The county spent $10 million on it — $10 million cash on the barrel head — back when county coffers were flush, over a strategic but losing defense by Northumberland officials that went on for years and would have made Robert E. Lee proud.
County officials say its existence, even unopened, is a “safety valve” that keeps other landfills from raising their prices and increasing what residents pay to get rid of their trash.
The county selling the landfill would inevitably lead to a private operator opening it and burying either municipal waste or paper mill sludge. Controversy clearly lies ahead for the committee.
“Jean is a very strong and dynamic leader, and this is going to be a tough job,” said Board of Supervisors Chairman Tom Wood, who appointed Raymond this week.
Raymond, who was first elected in 1987, is one of the few supervisors still serving from the early 1990s, when the county made the decision to build the controversial Northumberland landfill.
“I picked her for her seniority, depth and breadth of knowledge,” Wood said. “Jean was actively involved in the creation of the landfill.”
The chairmanship of the Public Works Committee became open when Halfmoon Supervisor Mindy Wormuth resigned from the committee in February.
Her departure followed a report in the Times Union that raised questions about the propriety of she and her husband having sold their home and another property to Scott Earl, a land developer in Halfmoon, and whether Earl paid more than market value.
Earl, who said he bought the properties as an investment because of a proposed medical campus across the highway, is a former owner of County Waste, the private trash collection firm based in Halfmoon. He sold County Waste to a national firm last year. Earl received stock in the company, and it’s possible that company, Waste Connections, could be interested in buying the county landfill.
Wormuth denied any wrongdoing but said she resigned from the committee that will review the landfill sale “in an effort to prevent any further distraction.”
Wood said he has faith in Wormuth’s integrity but respected her decision to resign from the committee and let someone else lead it.
At a chamber of commerce breakfast on the “State of the County” Thursday in Saratoga Springs, an audience member asked Wood about regional studies looking at the level of congestion on the Northway, particularly around the Twin Bridges. It’s getting worse, I can tell you, and I make a lot less than a transportation consultant.

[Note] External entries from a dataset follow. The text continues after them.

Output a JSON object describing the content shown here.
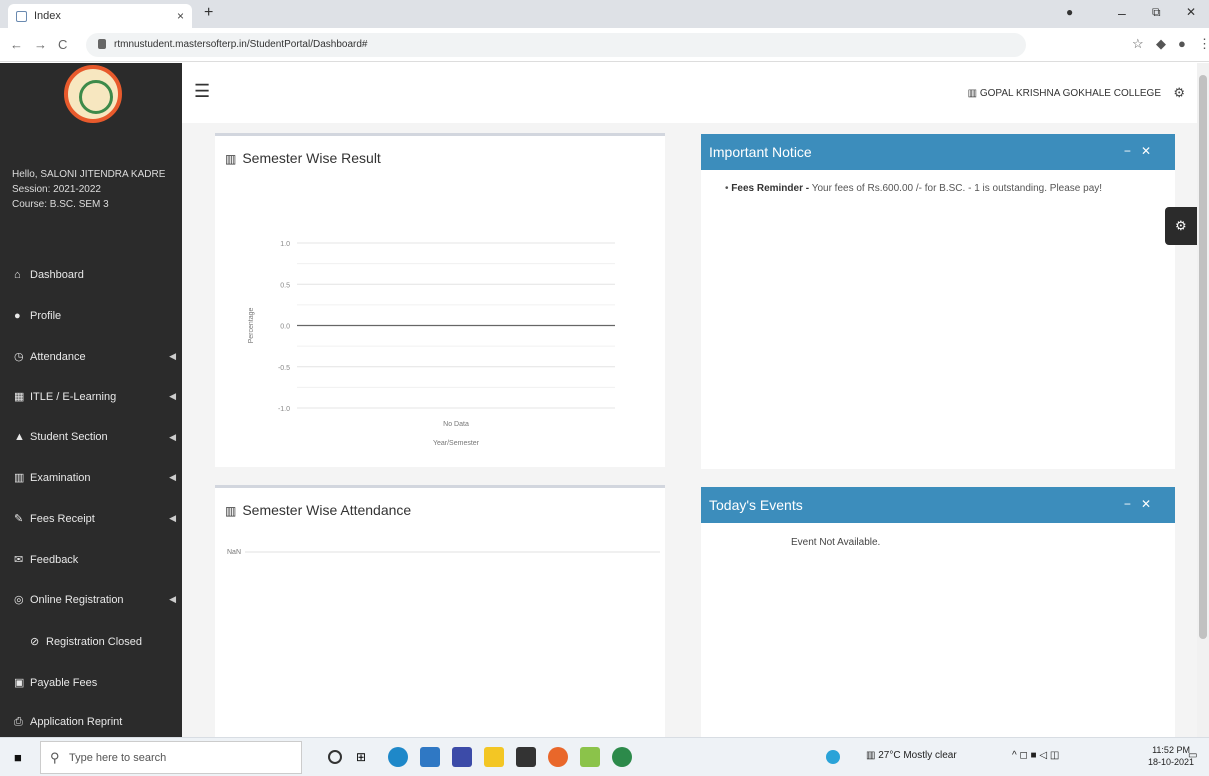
{
  "browser": {
    "tab_title": "Index",
    "tab_close": "×",
    "new_tab": "+",
    "minimize": "–",
    "restore": "⧉",
    "close": "✕",
    "url": "rtmnustudent.mastersofterp.in/StudentPortal/Dashboard#",
    "back": "←",
    "forward": "→",
    "reload": "C"
  },
  "sidebar": {
    "greeting": "Hello, SALONI JITENDRA KADRE",
    "session": "Session: 2021-2022",
    "course": "Course: B.SC. SEM 3",
    "items": [
      {
        "icon": "home-icon",
        "glyph": "⌂",
        "label": "Dashboard",
        "caret": false
      },
      {
        "icon": "user-icon",
        "glyph": "●",
        "label": "Profile",
        "caret": false
      },
      {
        "icon": "clock-icon",
        "glyph": "◷",
        "label": "Attendance",
        "caret": true
      },
      {
        "icon": "table-icon",
        "glyph": "▦",
        "label": "ITLE / E-Learning",
        "caret": true
      },
      {
        "icon": "student-icon",
        "glyph": "▲",
        "label": "Student Section",
        "caret": true
      },
      {
        "icon": "bank-icon",
        "glyph": "▥",
        "label": "Examination",
        "caret": true
      },
      {
        "icon": "fees-icon",
        "glyph": "✎",
        "label": "Fees Receipt",
        "caret": true
      },
      {
        "icon": "feedback-icon",
        "glyph": "✉",
        "label": "Feedback",
        "caret": false
      },
      {
        "icon": "globe-icon",
        "glyph": "◎",
        "label": "Online Registration",
        "caret": true
      },
      {
        "icon": "ban-icon",
        "glyph": "⊘",
        "label": "Registration Closed",
        "caret": false
      },
      {
        "icon": "payment-icon",
        "glyph": "▣",
        "label": "Payable Fees",
        "caret": false
      },
      {
        "icon": "print-icon",
        "glyph": "⎙",
        "label": "Application Reprint",
        "caret": false
      }
    ]
  },
  "header": {
    "college": "GOPAL KRISHNA GOKHALE COLLEGE"
  },
  "result_box": {
    "title": "Semester Wise Result",
    "chart_data": {
      "type": "line",
      "categories": [
        "No Data"
      ],
      "series": [
        {
          "values": [
            0
          ]
        }
      ],
      "ylim": [
        -1.0,
        1.0
      ],
      "yticks": [
        "1.0",
        "0.5",
        "0.0",
        "-0.5",
        "-1.0"
      ],
      "xlabel": "Year/Semester",
      "ylabel": "Percentage",
      "grid": true
    }
  },
  "attendance_box": {
    "title": "Semester Wise Attendance",
    "chart_data": {
      "type": "bar",
      "categories": [],
      "values": [],
      "ytick": "NaN"
    }
  },
  "notice_box": {
    "title": "Important Notice",
    "notice_label": "Fees Reminder -",
    "notice_text": "Your fees of Rs.600.00 /- for B.SC. - 1 is outstanding. Please pay!"
  },
  "events_box": {
    "title": "Today's Events",
    "message": "Event Not Available."
  },
  "taskbar": {
    "search_placeholder": "Type here to search",
    "weather": "27°C Mostly clear",
    "time": "11:52 PM",
    "date": "18-10-2021"
  },
  "colors": {
    "sidebar_bg": "#2b2b2b",
    "accent_blue": "#3c8dbc",
    "content_bg": "#f4f4f4"
  }
}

Wood offered a not particularly quotable response about Saratoga County being represented on regional transportation planning boards and being aware it was a concern.
County Administrator Spencer Hellwig then sidled up to the microphone with his answer to congestion: “Toll booths,” he said.